“Wormholes should exist in nature, because they are predicted by Einstein’s theory of general relativity which is the theory that also predicted black holes, cosmology, neutron stars, the gravitational lensing of galaxies, gravitational redshift and time dilation, bending of light by stars (gravitational lensing) amongst other things.
“All of these astrophysical phenomena have been repeatedly observed to high precision and thus verify general relativity theory. There is no reason why wormholes should not exist based on a very well tested theory whose other predictions have been verified as previously mentioned. Another prediction of general relativity is gravitational waves, and there has been a search for their existence going on for over 50 years. This search is now ramping up with a major British astronomy program dedicated entirely to detecting them.”
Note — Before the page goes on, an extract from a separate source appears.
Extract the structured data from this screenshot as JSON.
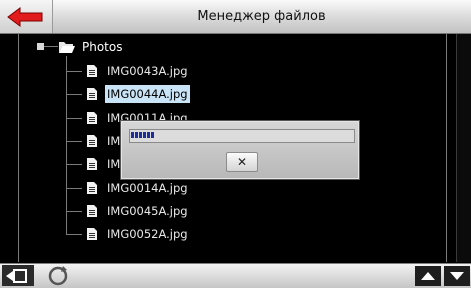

“I would completely agree that most likely they are just a theoretical construct. It’s very unlikely that we will ever see the more standard kind of wormhole – the one that you could transverse through, as seen in science fiction movies.
“According to our understanding of physics, those seem almost impossible and we certainly haven’t seen one. Even if they exist, I’m not sure how to hunt for them. One could not measure the existence of a wormhole directly without sending in two observers into the two connected black holes [which could also form the basis of a wormhole]. If they meet in the middle, there’s a wormhole. If not, then there’s no wormhole. In any event the more-fortunate outside observers would never know the outcome of the experiment.
“Of course that doesn’t mean that one should stop looking, we should always look for what’s out there, however, I wouldn’t hold my breath.”
Read all about wormholes in issue 24 of All About Space – on sale 3rd April!
Image Credit: Institute for Advanced Studies (top) and University of Washington (bottom)